Post-Modernism – Definition, Examples, History & More – Art Theory Glossary

I. What is Post-Modernism?

Post-Modernism is a philosophical and cultural movement that emerged in the mid-20th century as a response to the perceived limitations of modernism. It is characterized by a skepticism towards grand narratives, a rejection of absolute truths, and a focus on the subjective experience of individuals.

Post-Modernism challenges the idea of progress and questions the notion of universal values. It emphasizes the importance of context, plurality, and diversity in understanding the world. Post-Modernism is often associated with a sense of irony, playfulness, and self-reflexivity.

II. Origins of Post-Modernism

The origins of Post-Modernism can be traced back to the late 19th and early 20th centuries, with the works of philosophers such as Friedrich Nietzsche, Martin Heidegger, and Jacques Derrida. These thinkers questioned the foundations of modern thought and sought to deconstruct traditional concepts of truth, reason, and identity.

Post-Modernism gained momentum in the 1960s and 1970s, with the rise of post-structuralist theory and the influence of French thinkers like Michel Foucault, Jean-Francois Lyotard, and Roland Barthes. These intellectuals challenged the idea of a fixed reality and argued for a more fluid and fragmented understanding of the world.

III. Characteristics of Post-Modernism

Some key characteristics of Post-Modernism include a rejection of binary oppositions, a blurring of boundaries between high and low culture, and a celebration of diversity and difference. Post-Modernism also emphasizes the role of language, discourse, and power in shaping our understanding of reality.

Post-Modernism is often associated with pastiche, parody, and bricolage, as artists and thinkers draw on a wide range of sources and styles to create new meanings and narratives. Post-Modernism is also marked by a sense of relativism, as it challenges the idea of objective truth and encourages multiple perspectives.

IV. Post-Modernism in Art

In the realm of art, Post-Modernism has had a profound impact on aesthetics, theory, and practice. Post-Modern artists often reject the idea of originality and authenticity, instead embracing appropriation, quotation, and pastiche as legitimate artistic strategies.

Post-Modern art is characterized by its eclecticism, mixing elements from different styles, periods, and cultures to create new and hybrid forms. Post-Modern artists also engage with issues of representation, identity, and power, challenging traditional notions of beauty, truth, and authority.

V. Criticisms of Post-Modernism

Despite its influence and popularity, Post-Modernism has faced criticism from various quarters. Some critics argue that Post-Modernism promotes relativism and nihilism, undermining the possibility of meaningful communication and ethical action.
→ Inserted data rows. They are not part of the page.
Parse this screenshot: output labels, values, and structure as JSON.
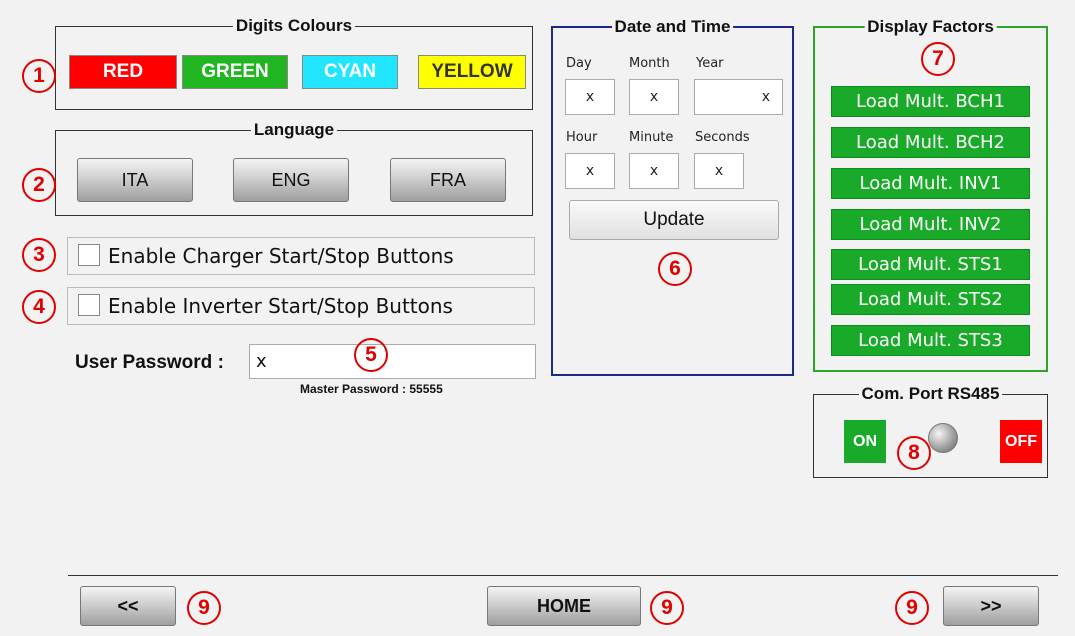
{
  "digits_colours": {
    "title": "Digits Colours",
    "buttons": [
      {
        "label": "RED",
        "bg": "#ff0000",
        "fg": "#ffffff"
      },
      {
        "label": "GREEN",
        "bg": "#22b522",
        "fg": "#ffffff"
      },
      {
        "label": "CYAN",
        "bg": "#22e5ff",
        "fg": "#ffffff"
      },
      {
        "label": "YELLOW",
        "bg": "#ffff00",
        "fg": "#333333"
      }
    ]
  },
  "language": {
    "title": "Language",
    "buttons": [
      "ITA",
      "ENG",
      "FRA"
    ]
  },
  "checkboxes": {
    "charger": "Enable Charger Start/Stop Buttons",
    "inverter": "Enable Inverter Start/Stop Buttons"
  },
  "password": {
    "label": "User Password :",
    "value": "x",
    "master": "Master Password : 55555"
  },
  "date_time": {
    "title": "Date and Time",
    "labels": [
      "Day",
      "Month",
      "Year",
      "Hour",
      "Minute",
      "Seconds"
    ],
    "values": [
      "x",
      "x",
      "x",
      "x",
      "x",
      "x"
    ],
    "update_label": "Update"
  },
  "display_factors": {
    "title": "Display Factors",
    "items": [
      "Load Mult. BCH1",
      "Load Mult. BCH2",
      "Load Mult. INV1",
      "Load Mult. INV2",
      "Load Mult. STS1",
      "Load Mult. STS2",
      "Load Mult. STS3"
    ]
  },
  "com_port": {
    "title": "Com. Port RS485",
    "on_label": "ON",
    "off_label": "OFF"
  },
  "nav": {
    "prev": "<<",
    "home": "HOME",
    "next": ">>"
  },
  "markers": [
    "1",
    "2",
    "3",
    "4",
    "5",
    "6",
    "7",
    "8",
    "9",
    "9",
    "9"
  ],
  "colors": {
    "accent_green": "#1aaa2a",
    "accent_red": "#ff0000",
    "marker_red": "#e00000",
    "date_border": "#1a2a8a"
  }
}
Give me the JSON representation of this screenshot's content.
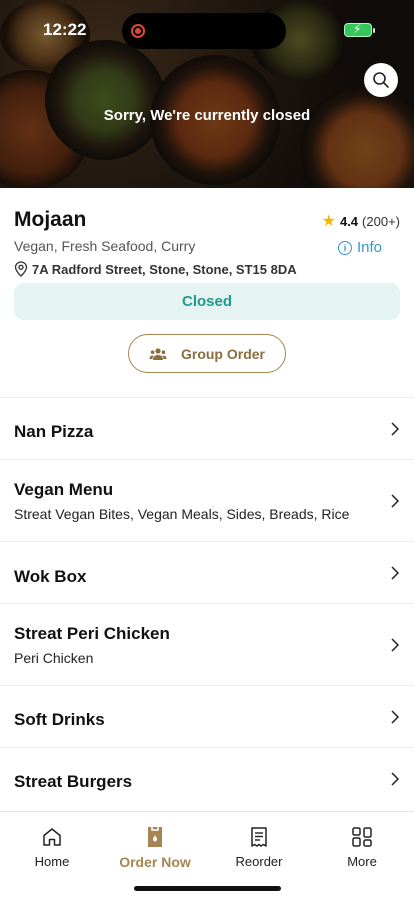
{
  "status_bar": {
    "time": "12:22"
  },
  "hero": {
    "closed_message": "Sorry, We're currently closed"
  },
  "restaurant": {
    "name": "Mojaan",
    "rating": "4.4",
    "rating_count": "(200+)",
    "cuisine": "Vegan, Fresh Seafood, Curry",
    "info_label": "Info",
    "address": "7A Radford Street, Stone, Stone, ST15 8DA",
    "status_label": "Closed",
    "group_order_label": "Group Order"
  },
  "menu": {
    "categories": [
      {
        "title": "Nan Pizza",
        "subtitle": ""
      },
      {
        "title": "Vegan Menu",
        "subtitle": "Streat Vegan Bites, Vegan Meals, Sides, Breads, Rice"
      },
      {
        "title": "Wok Box",
        "subtitle": ""
      },
      {
        "title": "Streat Peri Chicken",
        "subtitle": "Peri Chicken"
      },
      {
        "title": "Soft Drinks",
        "subtitle": ""
      },
      {
        "title": "Streat Burgers",
        "subtitle": ""
      }
    ]
  },
  "tabs": [
    {
      "label": "Home",
      "icon": "home-icon"
    },
    {
      "label": "Order Now",
      "icon": "order-bag-icon",
      "active": true
    },
    {
      "label": "Reorder",
      "icon": "receipt-icon"
    },
    {
      "label": "More",
      "icon": "grid-icon"
    }
  ],
  "colors": {
    "accent": "#a58552",
    "closed_bg": "#e5f3f2",
    "closed_text": "#1e9a8f",
    "info_link": "#3a97c4",
    "star": "#f2b705"
  }
}
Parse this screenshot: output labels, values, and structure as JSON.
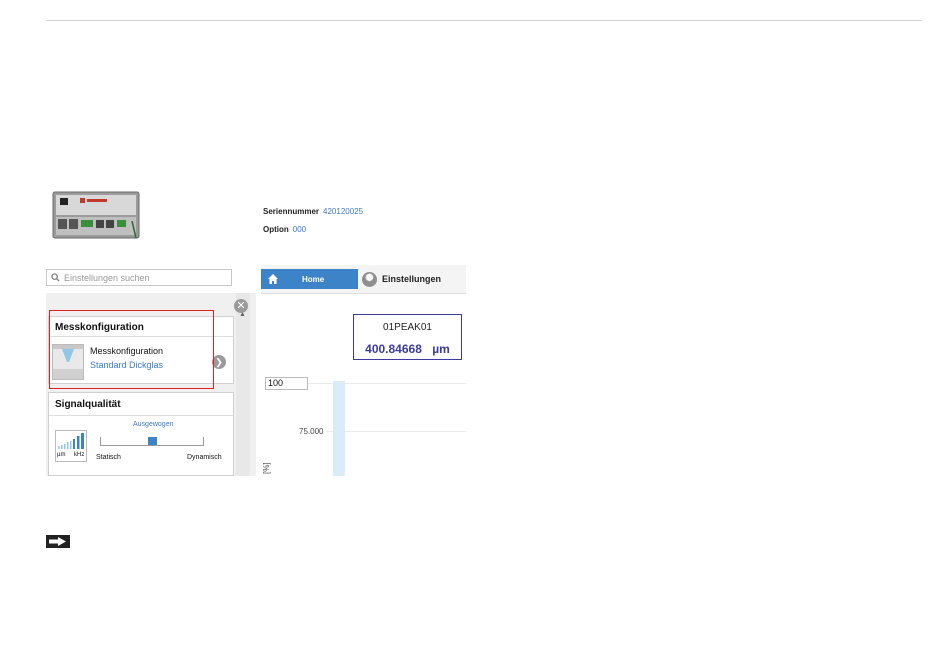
{
  "device_info": {
    "serial_label": "Seriennummer",
    "serial_value": "420120025",
    "option_label": "Option",
    "option_value": "000"
  },
  "screenshot": {
    "search_placeholder": "Einstellungen suchen",
    "tabs": [
      {
        "label": "Home",
        "icon": "home-icon",
        "active": true
      },
      {
        "label": "Einstellungen",
        "icon": "gear-icon",
        "active": false
      }
    ],
    "panels": [
      {
        "title": "Messkonfiguration",
        "item_label": "Messkonfiguration",
        "item_value": "Standard Dickglas"
      },
      {
        "title": "Signalqualität",
        "slider_value_label": "Ausgewogen",
        "slider_min_label": "Statisch",
        "slider_max_label": "Dynamisch",
        "thumb_label_left": "µm",
        "thumb_label_right": "kHz"
      }
    ],
    "measurement": {
      "name": "01PEAK01",
      "value": "400.84668",
      "unit": "µm"
    },
    "chart": {
      "y_max_input": "100",
      "y_tick": "75.000",
      "y_unit": "[%]"
    }
  },
  "colors": {
    "accent": "#3d83c8",
    "highlight_box": "#e0211d",
    "measure_value": "#3b3b9f"
  }
}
Others criticize Post-Modernism for its perceived elitism and obscurantism, accusing it of being overly academic and disconnected from everyday life. Some also argue that Post-Modernism’s emphasis on fragmentation and deconstruction can lead to a loss of meaning and coherence in art and culture.

VI. Impact of Post-Modernism on Art Theory and Criticism

Post-Modernism has had a lasting impact on art theory and criticism, reshaping the way we think about art, aesthetics, and culture. Post-Modernism has challenged traditional notions of artistic value and beauty, opening up new possibilities for experimentation and innovation.

Post-Modernism has also influenced the way we interpret and analyze art, encouraging a more contextual and interdisciplinary approach. Post-Modernism has blurred the boundaries between art and other disciplines, such as literature, philosophy, and sociology, leading to a more holistic understanding of artistic practice.